HuffPost: How court cases influenced campaign finance
Money and politics in the United States have become increasingly intertwined, a relationship which reached new heights when the Supreme Court ruled in Citizens United v. Federal Election Commission (FEC) to allow corporations to spend unlimited amounts of money independently in support of or in opposition to a candidate. The effects of Citizens United have been pivotal, and calls to overturn the ruling continue to this day.
However, Citizens United didn’t appear out of nowhere.
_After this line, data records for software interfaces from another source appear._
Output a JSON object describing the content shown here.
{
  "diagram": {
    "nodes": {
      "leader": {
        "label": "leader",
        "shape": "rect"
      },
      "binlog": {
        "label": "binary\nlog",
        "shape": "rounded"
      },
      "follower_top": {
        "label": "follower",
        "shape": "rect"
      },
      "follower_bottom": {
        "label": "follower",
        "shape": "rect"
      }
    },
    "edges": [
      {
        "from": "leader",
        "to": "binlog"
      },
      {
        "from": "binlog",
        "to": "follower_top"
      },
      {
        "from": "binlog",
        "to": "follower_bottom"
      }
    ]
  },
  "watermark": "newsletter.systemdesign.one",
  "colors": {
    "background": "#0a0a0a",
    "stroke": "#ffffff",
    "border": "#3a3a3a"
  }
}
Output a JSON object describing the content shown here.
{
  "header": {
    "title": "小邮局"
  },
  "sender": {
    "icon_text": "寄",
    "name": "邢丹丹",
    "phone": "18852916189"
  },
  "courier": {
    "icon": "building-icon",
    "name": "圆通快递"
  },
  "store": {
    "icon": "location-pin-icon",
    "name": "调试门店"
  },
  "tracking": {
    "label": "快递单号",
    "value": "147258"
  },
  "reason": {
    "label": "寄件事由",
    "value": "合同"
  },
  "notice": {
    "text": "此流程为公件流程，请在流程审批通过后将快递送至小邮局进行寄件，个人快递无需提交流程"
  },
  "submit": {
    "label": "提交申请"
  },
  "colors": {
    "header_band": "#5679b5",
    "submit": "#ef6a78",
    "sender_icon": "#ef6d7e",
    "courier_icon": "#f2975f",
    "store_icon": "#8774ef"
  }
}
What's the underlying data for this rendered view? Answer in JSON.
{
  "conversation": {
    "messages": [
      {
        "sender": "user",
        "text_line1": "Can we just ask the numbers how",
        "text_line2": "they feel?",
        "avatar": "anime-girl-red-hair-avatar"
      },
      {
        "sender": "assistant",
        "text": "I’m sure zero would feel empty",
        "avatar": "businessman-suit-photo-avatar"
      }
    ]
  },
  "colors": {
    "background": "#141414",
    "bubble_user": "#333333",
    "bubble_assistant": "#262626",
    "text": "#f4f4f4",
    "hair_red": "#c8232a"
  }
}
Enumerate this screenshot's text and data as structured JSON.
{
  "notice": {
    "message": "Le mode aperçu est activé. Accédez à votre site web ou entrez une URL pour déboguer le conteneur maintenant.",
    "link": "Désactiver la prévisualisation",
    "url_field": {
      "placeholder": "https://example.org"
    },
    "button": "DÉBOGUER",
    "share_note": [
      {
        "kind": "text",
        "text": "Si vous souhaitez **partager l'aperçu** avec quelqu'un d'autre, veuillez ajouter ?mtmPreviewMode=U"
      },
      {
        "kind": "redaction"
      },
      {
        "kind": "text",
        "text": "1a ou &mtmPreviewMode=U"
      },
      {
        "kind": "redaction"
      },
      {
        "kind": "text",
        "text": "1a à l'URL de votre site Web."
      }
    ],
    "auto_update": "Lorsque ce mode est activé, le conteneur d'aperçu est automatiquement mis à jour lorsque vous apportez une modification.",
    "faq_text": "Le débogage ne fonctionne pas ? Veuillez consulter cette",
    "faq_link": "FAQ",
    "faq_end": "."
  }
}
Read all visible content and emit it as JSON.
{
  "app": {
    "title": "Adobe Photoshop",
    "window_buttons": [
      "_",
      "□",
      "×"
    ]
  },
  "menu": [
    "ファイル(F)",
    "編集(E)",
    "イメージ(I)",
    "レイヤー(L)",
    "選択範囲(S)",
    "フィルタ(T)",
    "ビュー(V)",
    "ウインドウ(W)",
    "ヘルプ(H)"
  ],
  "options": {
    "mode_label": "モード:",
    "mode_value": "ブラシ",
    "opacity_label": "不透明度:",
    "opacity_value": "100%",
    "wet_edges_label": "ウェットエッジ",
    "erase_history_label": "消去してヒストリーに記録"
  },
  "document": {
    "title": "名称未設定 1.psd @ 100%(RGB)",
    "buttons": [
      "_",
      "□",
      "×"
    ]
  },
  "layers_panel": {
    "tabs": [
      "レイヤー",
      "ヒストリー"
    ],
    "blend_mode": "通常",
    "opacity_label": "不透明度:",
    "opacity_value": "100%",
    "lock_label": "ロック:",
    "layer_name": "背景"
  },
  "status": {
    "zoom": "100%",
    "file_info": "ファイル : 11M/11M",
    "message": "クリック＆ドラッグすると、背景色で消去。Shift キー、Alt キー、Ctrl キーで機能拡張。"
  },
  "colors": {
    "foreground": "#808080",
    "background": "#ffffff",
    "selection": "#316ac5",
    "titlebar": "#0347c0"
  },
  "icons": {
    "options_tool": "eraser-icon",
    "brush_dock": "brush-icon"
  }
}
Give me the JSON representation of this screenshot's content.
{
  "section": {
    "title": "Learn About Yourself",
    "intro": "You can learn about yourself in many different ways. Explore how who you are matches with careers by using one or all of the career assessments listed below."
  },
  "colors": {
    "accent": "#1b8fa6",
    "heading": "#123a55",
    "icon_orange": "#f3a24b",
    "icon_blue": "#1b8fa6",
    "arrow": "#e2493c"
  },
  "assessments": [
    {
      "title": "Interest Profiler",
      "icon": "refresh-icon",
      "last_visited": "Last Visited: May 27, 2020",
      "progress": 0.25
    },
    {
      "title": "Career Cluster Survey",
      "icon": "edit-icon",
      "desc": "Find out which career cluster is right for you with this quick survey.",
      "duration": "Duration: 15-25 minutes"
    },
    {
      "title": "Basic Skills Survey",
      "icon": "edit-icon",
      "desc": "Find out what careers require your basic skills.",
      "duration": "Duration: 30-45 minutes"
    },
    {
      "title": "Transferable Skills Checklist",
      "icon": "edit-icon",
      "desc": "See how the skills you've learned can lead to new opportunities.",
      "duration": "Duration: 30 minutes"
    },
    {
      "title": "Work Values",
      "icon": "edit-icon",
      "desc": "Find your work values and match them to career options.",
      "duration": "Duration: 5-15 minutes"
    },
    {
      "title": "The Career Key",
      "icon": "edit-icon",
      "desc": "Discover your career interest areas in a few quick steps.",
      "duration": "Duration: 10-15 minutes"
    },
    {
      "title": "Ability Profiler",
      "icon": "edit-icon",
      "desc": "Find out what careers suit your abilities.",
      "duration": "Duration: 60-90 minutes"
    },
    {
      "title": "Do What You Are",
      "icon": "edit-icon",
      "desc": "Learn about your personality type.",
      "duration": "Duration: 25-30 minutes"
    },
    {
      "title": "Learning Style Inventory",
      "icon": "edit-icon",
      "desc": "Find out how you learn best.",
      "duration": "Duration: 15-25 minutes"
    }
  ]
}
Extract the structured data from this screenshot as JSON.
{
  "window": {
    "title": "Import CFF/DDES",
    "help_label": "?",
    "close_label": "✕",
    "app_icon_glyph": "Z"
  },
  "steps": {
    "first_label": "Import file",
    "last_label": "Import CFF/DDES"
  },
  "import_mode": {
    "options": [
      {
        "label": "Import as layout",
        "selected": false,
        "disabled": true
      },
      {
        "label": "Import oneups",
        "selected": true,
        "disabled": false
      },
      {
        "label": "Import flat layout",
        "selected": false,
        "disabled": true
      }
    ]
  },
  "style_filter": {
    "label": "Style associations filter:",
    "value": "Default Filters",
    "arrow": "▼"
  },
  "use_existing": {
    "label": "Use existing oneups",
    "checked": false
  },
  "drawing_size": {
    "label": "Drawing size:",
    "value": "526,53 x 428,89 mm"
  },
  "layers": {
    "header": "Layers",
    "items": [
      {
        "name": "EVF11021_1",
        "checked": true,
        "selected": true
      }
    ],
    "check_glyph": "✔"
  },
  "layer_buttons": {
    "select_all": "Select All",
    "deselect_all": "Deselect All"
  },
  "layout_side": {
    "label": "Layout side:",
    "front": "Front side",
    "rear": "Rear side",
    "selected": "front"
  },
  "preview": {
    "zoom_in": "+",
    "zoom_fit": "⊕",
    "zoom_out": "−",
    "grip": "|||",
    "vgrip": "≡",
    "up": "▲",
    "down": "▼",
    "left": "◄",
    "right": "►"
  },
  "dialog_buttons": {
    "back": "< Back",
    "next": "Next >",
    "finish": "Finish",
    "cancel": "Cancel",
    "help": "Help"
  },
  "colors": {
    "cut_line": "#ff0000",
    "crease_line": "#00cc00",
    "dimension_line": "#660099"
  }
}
The ruling was only the latest in a series of important court cases that have loosened campaign finance restrictions.
The Wisconsin Right to Life case is noteworthy not only for helping enable dark money spending but for demonstrating how much the composition of the Supreme Court matters, Brendan Fischer, an attorney with the Campaign Legal Center, said.
In 2006, Justice Sandra Day O’Connor retired and was replaced by Samuel Alito, a conservative-leaning justice, which shifted the dynamic on the court.
“Between the McConnell case and the Wisconsin Right to Life ruling, really nothing changed in terms of the statistics or practices of campaign finance,” Fischer said. “All that changed was the makeup of the court.
“[This case] is a reminder that the ideology of the court makes a significant impact.”